Provided information:
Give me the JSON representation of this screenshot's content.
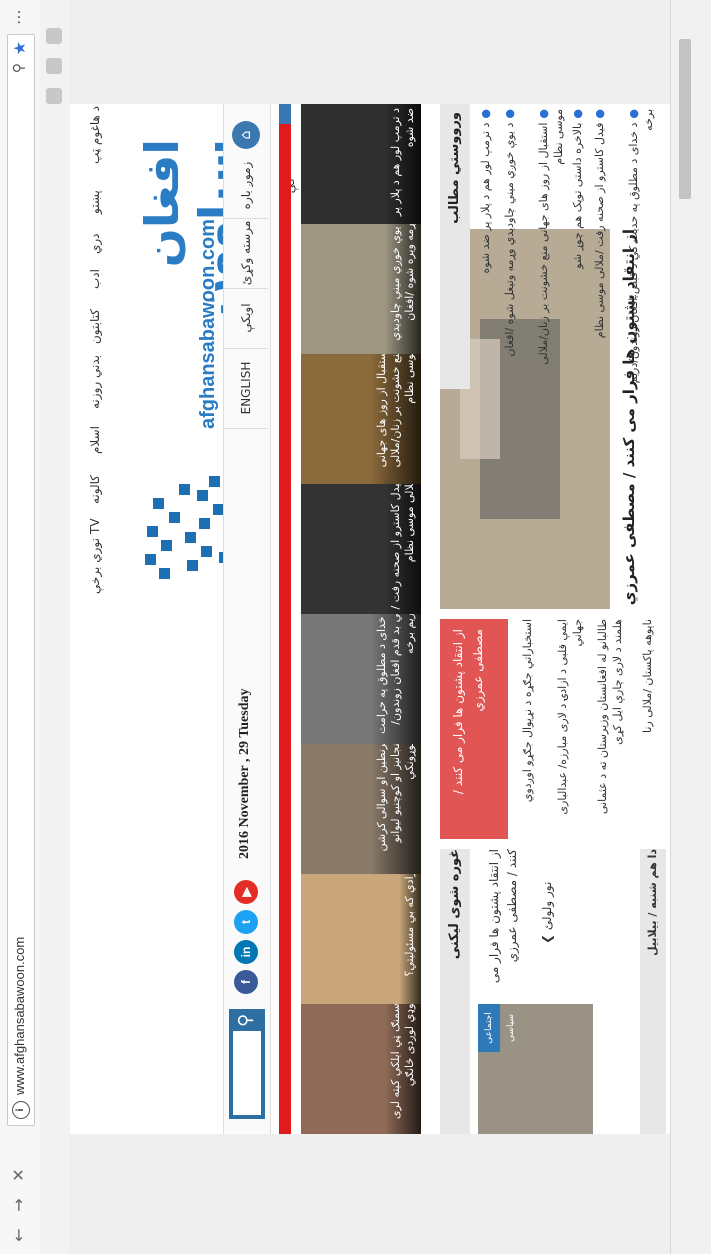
{
  "browser": {
    "url": "www.afghansabawoon.com",
    "back_icon": "←",
    "forward_icon": "→",
    "close_icon": "✕",
    "info_icon": "i",
    "zoom_icon": "⚲",
    "star_icon": "★",
    "menu_icon": "⋯"
  },
  "site": {
    "nav": [
      "د هاغوم ټپ",
      "پښتو",
      "دري",
      "ادب",
      "کتابتون",
      "بدني روزنه",
      "اسلام",
      "کالونه",
      "TV",
      "نوري برخې"
    ],
    "logo_text": "افغان سباوون",
    "logo_sub": "afghansabawoon.com",
    "date": "2016 November , 29 Tuesday",
    "tabs": [
      "ENGLISH",
      "اوبکې",
      "مرسته وکړئ",
      "زموږ باره کې"
    ],
    "social": [
      "f",
      "in",
      "t",
      "▶"
    ],
    "thumbs": [
      {
        "caption": "وسمنګ ټي ایلکي کیته لری ګوډي لوږدی څانګي"
      },
      {
        "caption": "ازادي که بي مسئولیتي؟"
      },
      {
        "caption": "قرنطین او سوالی کرشن ګنجانیز او کوچنیو لیوانو جوړونکي"
      },
      {
        "caption": "د خدای د مطلوق په حرامت کي بد قدم افغان زوندون/دریم برخه"
      },
      {
        "caption": "فیدل کاسترو از صحنه رفت /ملالی موسی نظام"
      },
      {
        "caption": "استقبال از روز های جهانی منع خشونت بر زنان/ملالی موسی نظام"
      },
      {
        "caption": "د یوې خوږي ميني چاوديدي وړمه ویره شوه /افغان"
      },
      {
        "caption": "د ترمپ لور هم د پلار پر ضد شوه"
      }
    ],
    "left": {
      "heading": "غوره شوی لیکنی",
      "badge": "اجتماعی سیاسی",
      "title": "از انتقاد پشتون ها فرار می کنند / مصطفی عمرزي",
      "more": "نور ولولئ ❯",
      "date": "دا هم شنبه / بیلابیل"
    },
    "middle": {
      "red_title": "از انتقاد پشتون ها فرار می کنند /مصطفی عمرزي",
      "lines": [
        "استخباراتي جګړه د نړیوال جګړو اوږدوي",
        "ایمې قلبی د ازادۍ د لاری مبارزه/ عبدالباری جهاني",
        "طالبانو له افغانستان وزیرستان ته د عثمانی هلمند د لاری چارې ایل کړی",
        "ناپوهه پاکستان /ملالی رنا"
      ],
      "big_caption": "از انتقاد پشتون ها فرار می کنند / مصطفی عمرزي"
    },
    "right": {
      "heading": "ورووستي مطالب",
      "items": [
        "د ترمپ لور هم د پلار پر ضد شوه",
        "د يوې خوږي ميني چاوديدي وړمه وتيغل شوه /افغان",
        "استقبال از روز های جهانی منع خشونت بر زنان/ملالی موسی نظام",
        "بالاخره داستی توپک هم چوړ شو",
        "فیدل کاسترو از صحنه رفت /ملالی موسی نظام",
        "د خدای د مطلوق په حدیث کي د قبض افغان ژوندون/دریم برخه"
      ]
    }
  },
  "colors": {
    "accent": "#2a7cc4",
    "red_strip": "#e01b1b",
    "red_box": "#e25555",
    "search_bg": "#2e6fa3"
  }
}
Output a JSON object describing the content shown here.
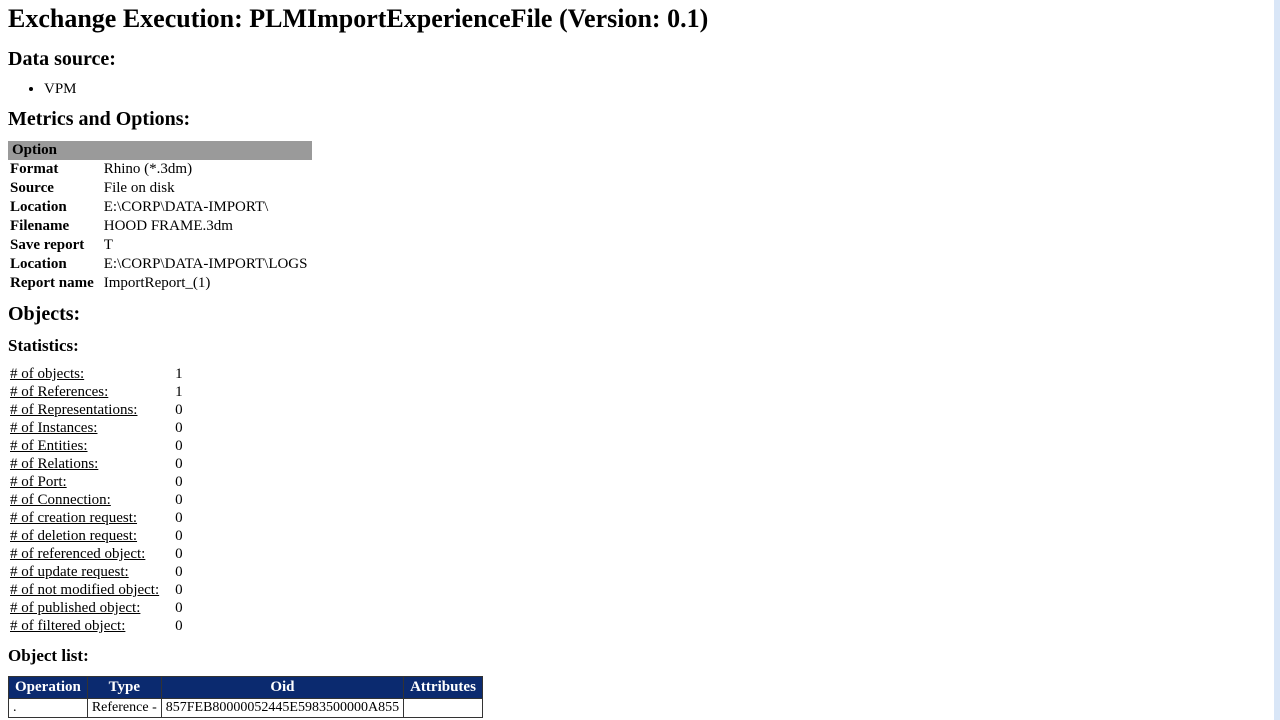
{
  "title": "Exchange Execution: PLMImportExperienceFile (Version: 0.1)",
  "data_source": {
    "heading": "Data source:",
    "items": [
      "VPM"
    ]
  },
  "metrics": {
    "heading": "Metrics and Options:",
    "header": "Option",
    "rows": [
      {
        "label": "Format",
        "value": "Rhino (*.3dm)"
      },
      {
        "label": "Source",
        "value": "File on disk"
      },
      {
        "label": "Location",
        "value": "E:\\CORP\\DATA-IMPORT\\"
      },
      {
        "label": "Filename",
        "value": "HOOD FRAME.3dm"
      },
      {
        "label": "Save report",
        "value": "T"
      },
      {
        "label": "Location",
        "value": "E:\\CORP\\DATA-IMPORT\\LOGS"
      },
      {
        "label": "Report name",
        "value": "ImportReport_(1)"
      }
    ]
  },
  "objects": {
    "heading": "Objects:",
    "statistics": {
      "heading": "Statistics:",
      "rows": [
        {
          "label": "# of objects:",
          "value": "1"
        },
        {
          "label": "# of References:",
          "value": "1"
        },
        {
          "label": "# of Representations:",
          "value": "0"
        },
        {
          "label": "# of Instances:",
          "value": "0"
        },
        {
          "label": "# of Entities:",
          "value": "0"
        },
        {
          "label": "# of Relations:",
          "value": "0"
        },
        {
          "label": "# of Port:",
          "value": "0"
        },
        {
          "label": "# of Connection:",
          "value": "0"
        },
        {
          "label": "# of creation request:",
          "value": "0"
        },
        {
          "label": "# of deletion request:",
          "value": "0"
        },
        {
          "label": "# of referenced object:",
          "value": "0"
        },
        {
          "label": "# of update request:",
          "value": "0"
        },
        {
          "label": "# of not modified object:",
          "value": "0"
        },
        {
          "label": "# of published object:",
          "value": "0"
        },
        {
          "label": "# of filtered object:",
          "value": "0"
        }
      ]
    },
    "object_list": {
      "heading": "Object list:",
      "columns": [
        "Operation",
        "Type",
        "Oid",
        "Attributes"
      ],
      "rows": [
        {
          "operation": ".",
          "type": "Reference -",
          "oid": "857FEB80000052445E5983500000A855",
          "attributes": ""
        }
      ]
    }
  }
}
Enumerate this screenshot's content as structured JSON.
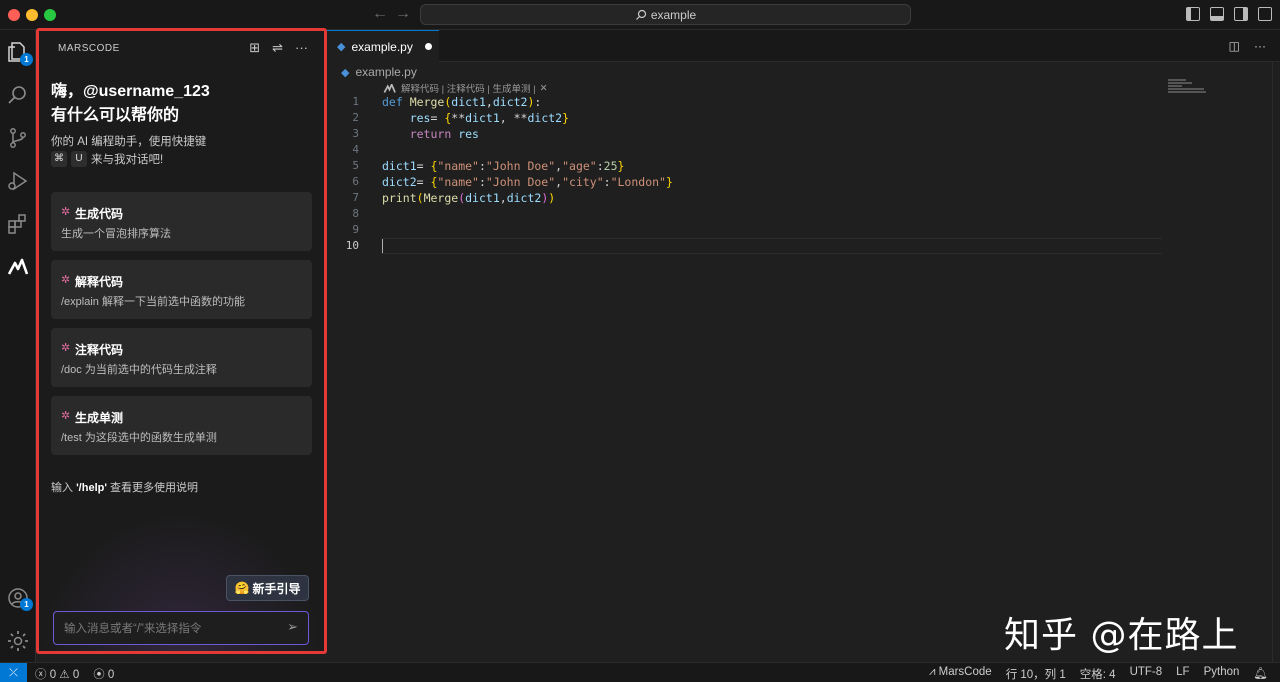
{
  "titlebar": {
    "search_text": "example",
    "back_icon": "arrow-left-icon",
    "forward_icon": "arrow-right-icon"
  },
  "activity": {
    "explorer_badge": "1",
    "accounts_badge": "1"
  },
  "sidebar": {
    "title": "MARSCODE",
    "greeting_line1": "嗨，@username_123",
    "greeting_line2": "有什么可以帮你的",
    "intro_line1": "你的 AI 编程助手，使用快捷键",
    "shortcut_key1": "⌘",
    "shortcut_key2": "U",
    "intro_line2_suffix": "来与我对话吧!",
    "cards": [
      {
        "title": "生成代码",
        "desc": "生成一个冒泡排序算法"
      },
      {
        "title": "解释代码",
        "desc": "/explain 解释一下当前选中函数的功能"
      },
      {
        "title": "注释代码",
        "desc": "/doc 为当前选中的代码生成注释"
      },
      {
        "title": "生成单测",
        "desc": "/test 为这段选中的函数生成单测"
      }
    ],
    "help_prefix": "输入",
    "help_cmd": "'/help'",
    "help_suffix": "查看更多使用说明",
    "guide_emoji": "🤗",
    "guide_label": "新手引导",
    "input_placeholder": "输入消息或者“/”来选择指令"
  },
  "editor": {
    "tab_label": "example.py",
    "breadcrumb_file": "example.py",
    "codelens": "解释代码 | 注释代码 | 生成单测 |",
    "line_numbers": [
      "1",
      "2",
      "3",
      "4",
      "5",
      "6",
      "7",
      "8",
      "9",
      "10"
    ]
  },
  "watermark": "知乎 @在路上",
  "statusbar": {
    "errors": "0",
    "warnings": "0",
    "ports": "0",
    "marscode": "MarsCode",
    "position": "行 10，列 1",
    "indent": "空格: 4",
    "encoding": "UTF-8",
    "eol": "LF",
    "language": "Python"
  },
  "colors": {
    "accent": "#0078d4",
    "highlight_border": "#e53935",
    "input_border": "#6b5bd6"
  }
}
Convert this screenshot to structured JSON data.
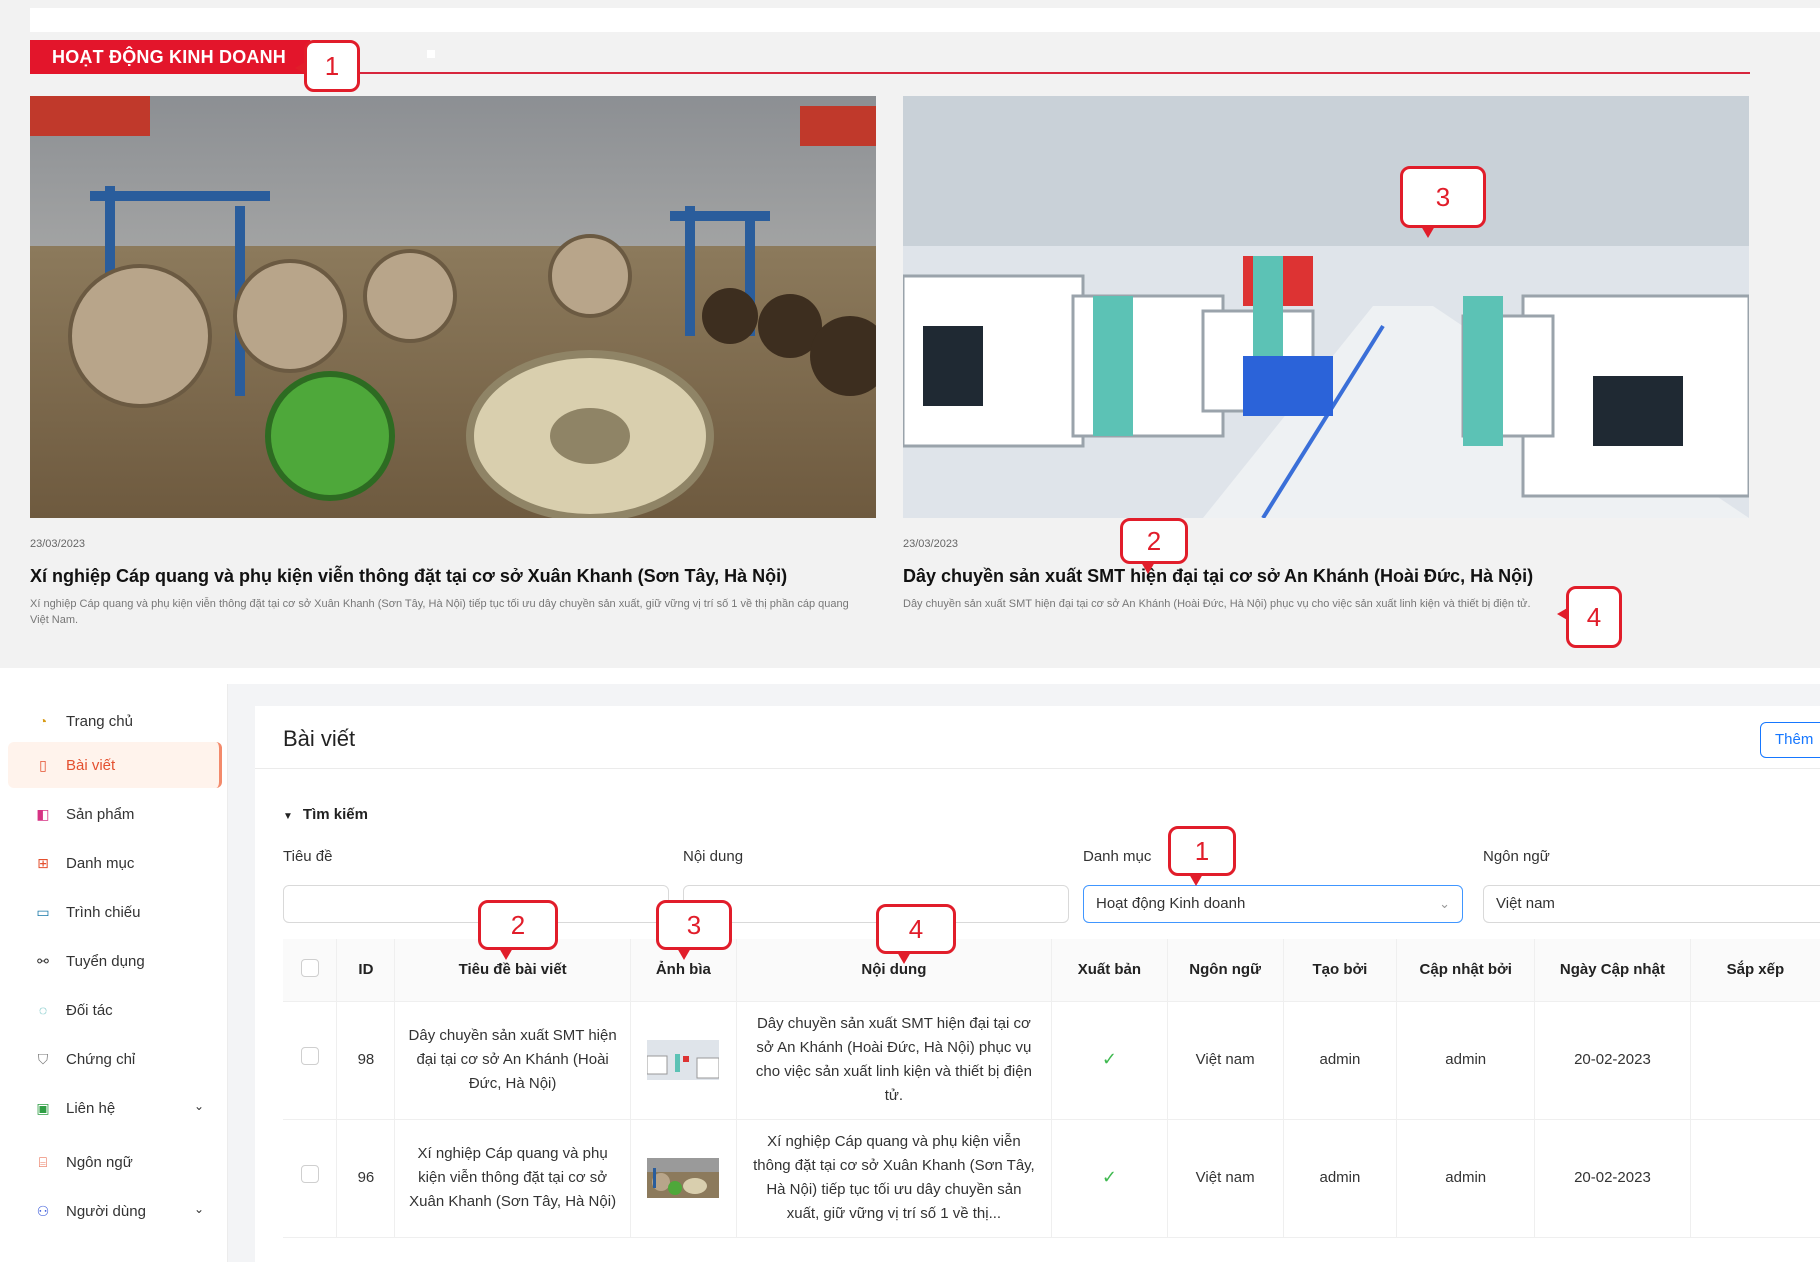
{
  "site": {
    "section_title": "HOẠT ĐỘNG KINH DOANH",
    "articles": [
      {
        "date": "23/03/2023",
        "title": "Xí nghiệp Cáp quang và phụ kiện viễn thông đặt tại cơ sở Xuân Khanh (Sơn Tây, Hà Nội)",
        "description": "Xí nghiệp Cáp quang và phụ kiện viễn thông đặt tại cơ sở Xuân Khanh (Sơn Tây, Hà Nội) tiếp tục tối ưu dây chuyền sản xuất, giữ vững vị trí số 1 về thị phần cáp quang Việt Nam."
      },
      {
        "date": "23/03/2023",
        "title": "Dây chuyền sản xuất SMT hiện đại tại cơ sở An Khánh (Hoài Đức, Hà Nội)",
        "description": "Dây chuyền sản xuất SMT hiện đại tại cơ sở An Khánh (Hoài Đức, Hà Nội) phục vụ cho việc sản xuất linh kiện và thiết bị điện tử."
      }
    ],
    "callouts": [
      "1",
      "2",
      "3",
      "4"
    ]
  },
  "sidebar": {
    "items": [
      {
        "label": "Trang chủ",
        "icon": "dashboard-icon"
      },
      {
        "label": "Bài viết",
        "icon": "document-icon",
        "active": true
      },
      {
        "label": "Sản phẩm",
        "icon": "shopping-bag-icon"
      },
      {
        "label": "Danh mục",
        "icon": "cluster-icon"
      },
      {
        "label": "Trình chiếu",
        "icon": "desktop-icon"
      },
      {
        "label": "Tuyển dụng",
        "icon": "link-icon"
      },
      {
        "label": "Đối tác",
        "icon": "message-icon"
      },
      {
        "label": "Chứng chỉ",
        "icon": "shield-icon"
      },
      {
        "label": "Liên hệ",
        "icon": "contacts-icon",
        "expandable": true
      },
      {
        "label": "Ngôn ngữ",
        "icon": "translate-icon"
      },
      {
        "label": "Người dùng",
        "icon": "users-icon",
        "expandable": true
      }
    ]
  },
  "main": {
    "page_title": "Bài viết",
    "add_button": "Thêm",
    "search_toggle": "Tìm kiếm",
    "filters": {
      "title_label": "Tiêu đề",
      "title_value": "",
      "content_label": "Nội dung",
      "content_value": "",
      "category_label": "Danh mục",
      "category_value": "Hoạt động Kinh doanh",
      "language_label": "Ngôn ngữ",
      "language_value": "Việt nam"
    },
    "callouts": [
      "1",
      "2",
      "3",
      "4"
    ],
    "table": {
      "columns": [
        "ID",
        "Tiêu đề bài viết",
        "Ảnh bìa",
        "Nội dung",
        "Xuất bản",
        "Ngôn ngữ",
        "Tạo bởi",
        "Cập nhật bởi",
        "Ngày Cập nhật",
        "Sắp xếp"
      ],
      "rows": [
        {
          "id": "98",
          "title": "Dây chuyền sản xuất SMT hiện đại tại cơ sở An Khánh (Hoài Đức, Hà Nội)",
          "content": "Dây chuyền sản xuất SMT hiện đại tại cơ sở An Khánh (Hoài Đức, Hà Nội) phục vụ cho việc sản xuất linh kiện và thiết bị điện tử.",
          "published": "✓",
          "language": "Việt nam",
          "created_by": "admin",
          "updated_by": "admin",
          "updated_date": "20-02-2023"
        },
        {
          "id": "96",
          "title": "Xí nghiệp Cáp quang và phụ kiện viễn thông đặt tại cơ sở Xuân Khanh (Sơn Tây, Hà Nội)",
          "content": "Xí nghiệp Cáp quang và phụ kiện viễn thông đặt tại cơ sở Xuân Khanh (Sơn Tây, Hà Nội) tiếp tục tối ưu dây chuyền sản xuất, giữ vững vị trí số 1 về thị...",
          "published": "✓",
          "language": "Việt nam",
          "created_by": "admin",
          "updated_by": "admin",
          "updated_date": "20-02-2023"
        }
      ]
    }
  }
}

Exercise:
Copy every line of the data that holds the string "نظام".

Finished task:
        "caption": "فیدل کاسترو از صحنه رفت /ملالی موسی نظام"
        "caption": "استقبال از روز های جهانی منع خشونت بر زنان/ملالی موسی نظام"
        "استقبال از روز های جهانی منع خشونت بر زنان/ملالی موسی نظام",
        "فیدل کاسترو از صحنه رفت /ملالی موسی نظام",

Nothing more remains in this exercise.